Convergence & Contrast and Passion & Persistence
Indianapolis Art Center
Through Aug. 23
The rich and famous have to buy their linens somewhere. It just so happens that Walter Knabe is the go-to guy for sumptuous surface design … from linens to wallpaper, wall hangings, scarves and even neckties. Knabe’s Indianapolis-based studio churns it out for the likes of Michael Jordan, Madonna, Andre Agassi and even Spike Lee; and the late Andy Warhol and Keith Haring were also private collectors.
Knabe’s work, on view with architecture and design giant Michael Graves’ furniture at the Indianapolis Art Center, offers a glimpse into the netherworld of aesthetic indulgence, and yet, it’s not all glitz and gratuitous richness.
It’s true that most of us mortals can’t afford a $1,100 duvet cover, as stunning as it is. Or rather, if we had an extra thousand, we’d probably use it to pay off some debt or take a much-needed vacation.
No matter; Knabe offers a rarified world of surface designs fit for a queen (or king), and there’s no use in denying the allure of a jewel-toned fabric hanging ceiling to floor, rich with an almost random, oversized pattern of leafy medallions and other flora-inspired motifs.

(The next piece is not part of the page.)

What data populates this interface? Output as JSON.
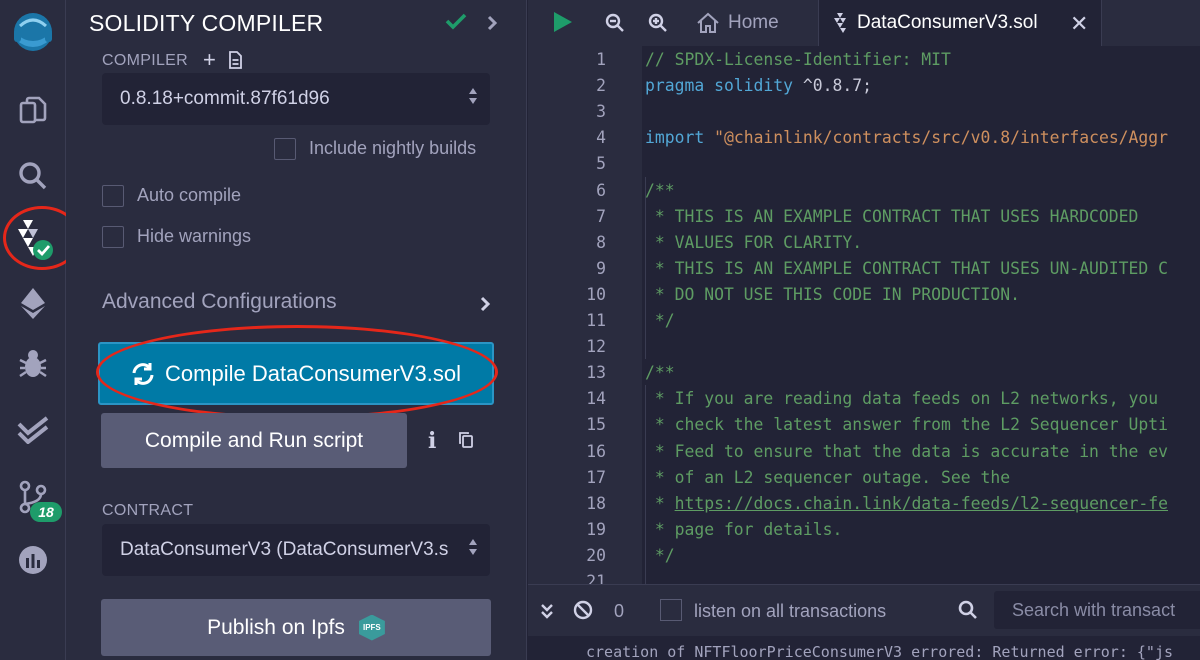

And if this kind of thing really moves you, there is a price point closer to most of our budgets, even if it would still be considered a major splurge: A Walter Knabe limited edition photo frame (in turquoise, magenta or gold) can be yours for $175.

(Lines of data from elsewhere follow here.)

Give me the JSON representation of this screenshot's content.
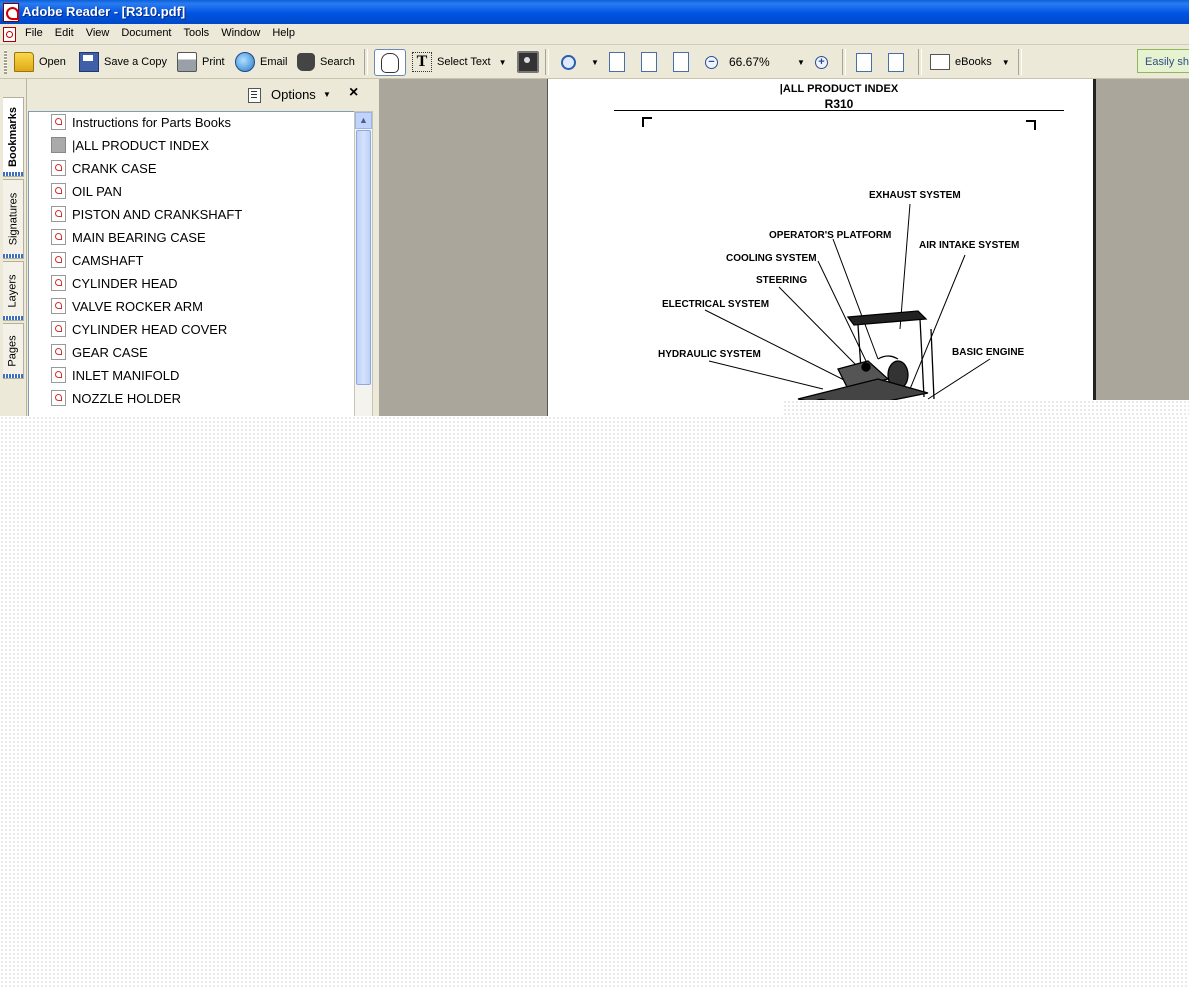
{
  "window": {
    "title": "Adobe Reader - [R310.pdf]"
  },
  "menu": [
    "File",
    "Edit",
    "View",
    "Document",
    "Tools",
    "Window",
    "Help"
  ],
  "toolbar": {
    "open": "Open",
    "save_copy": "Save a Copy",
    "print": "Print",
    "email": "Email",
    "search": "Search",
    "select_text": "Select Text",
    "zoom_value": "66.67%",
    "ebooks": "eBooks",
    "easily_share": "Easily share"
  },
  "nav_tabs": [
    "Bookmarks",
    "Signatures",
    "Layers",
    "Pages"
  ],
  "bookmarks_panel": {
    "options_label": "Options",
    "close_glyph": "×",
    "items": [
      {
        "label": "Instructions for Parts Books",
        "icon": "pdf-bookmark-icon"
      },
      {
        "label": "|ALL PRODUCT INDEX",
        "icon": "page-bookmark-icon"
      },
      {
        "label": "CRANK CASE",
        "icon": "pdf-bookmark-icon"
      },
      {
        "label": "OIL PAN",
        "icon": "pdf-bookmark-icon"
      },
      {
        "label": "PISTON AND CRANKSHAFT",
        "icon": "pdf-bookmark-icon"
      },
      {
        "label": "MAIN BEARING CASE",
        "icon": "pdf-bookmark-icon"
      },
      {
        "label": "CAMSHAFT",
        "icon": "pdf-bookmark-icon"
      },
      {
        "label": "CYLINDER HEAD",
        "icon": "pdf-bookmark-icon"
      },
      {
        "label": "VALVE ROCKER ARM",
        "icon": "pdf-bookmark-icon"
      },
      {
        "label": "CYLINDER HEAD COVER",
        "icon": "pdf-bookmark-icon"
      },
      {
        "label": "GEAR CASE",
        "icon": "pdf-bookmark-icon"
      },
      {
        "label": "INLET MANIFOLD",
        "icon": "pdf-bookmark-icon"
      },
      {
        "label": "NOZZLE HOLDER",
        "icon": "pdf-bookmark-icon"
      }
    ]
  },
  "document": {
    "header_line1": "|ALL PRODUCT INDEX",
    "header_line2": "R310",
    "callouts": [
      "EXHAUST SYSTEM",
      "OPERATOR'S PLATFORM",
      "AIR INTAKE SYSTEM",
      "COOLING SYSTEM",
      "STEERING",
      "ELECTRICAL SYSTEM",
      "BASIC ENGINE",
      "HYDRAULIC SYSTEM"
    ]
  }
}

Hang that precious image above a Michael Graves chair, reminiscent of his bubble-shaped flatware, toasters and other miscellanea created for Target, and you’re sitting pretty. Graves and Knabe designs make excellent bedfellows: Not only does this stuff look good, but it feels good, too (well, it looks like it does … as much as I wanted to, I didn’t crawl into the fully-appointed bed on display).

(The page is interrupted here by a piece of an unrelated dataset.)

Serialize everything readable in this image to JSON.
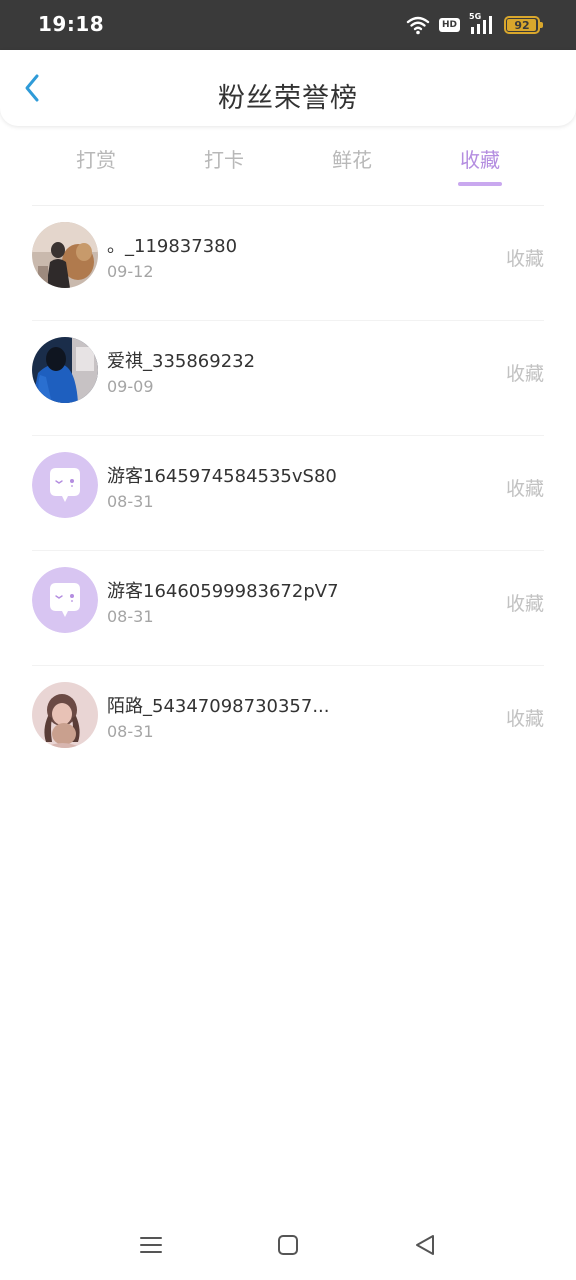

Down the hall, less functional designs await: “Passion & Persistence, Focus on Studio Furniture” is a delightful combination of furniture-inspired art. Purdue University design instructor Maura Schaffer’s fabric-covered, wire sculptures are funny but meaningful: Anthropomorphic “chairs” are going at it in “Kama Sutra Position 3.” Schaffer’s tables and chairs are decidedly, and delightfully, dysfunctional — just like the humans they mimic.
Indianapolis artist (and Art Center instructor) Myra Perrin’s furniture and sculpture are more serious, making the most of Perrin’s woodturning skills and eye for simple elegance. “4 Challenged” is a simple wood disk, hugged by a coil of graphite.
Finally, Jennifer Costa, assistant professor and gallery curator at Illinois Central College in East Peoria, rounds out this local/regional show with unconventional interpretations of conventional designs: A cubist assemblage of wood pieces are the basis of a wall shelf, playfully titled “A Lesson in Tedium.”
Taken in together, Convergence & Contrast and Passion & Persistence form a satisfying blend of functional to fine art, allowing us to make the final distinctions. Both exhibitions are on view through Aug. 23 at the Indianapolis Art Center, 820 E. 67th St. Call 317-255-2464 or visit www.indplsartcenter.org for hours and information.